Prompt
After counting the lines below that contain "Parcels", reply with that number alone.
== Segment start ==
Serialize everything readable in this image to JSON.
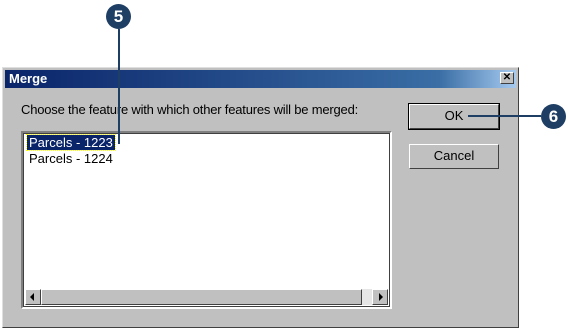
{
  "callouts": {
    "step5": "5",
    "step6": "6"
  },
  "dialog": {
    "title": "Merge",
    "close_glyph": "✕",
    "prompt": "Choose the feature with which other features will be merged:",
    "list": {
      "items": [
        {
          "label": "Parcels - 1223",
          "selected": true
        },
        {
          "label": "Parcels - 1224",
          "selected": false
        }
      ]
    },
    "buttons": {
      "ok_label": "OK",
      "cancel_label": "Cancel"
    }
  },
  "icons": {
    "close": "close-icon",
    "scroll_left": "arrow-left-icon",
    "scroll_right": "arrow-right-icon"
  },
  "colors": {
    "callout": "#1f3e64",
    "titlebar_start": "#0a246a",
    "titlebar_end": "#a6caf0",
    "selection": "#0a246a",
    "dialog_face": "#c0c0c0"
  }
}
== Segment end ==
Reply
2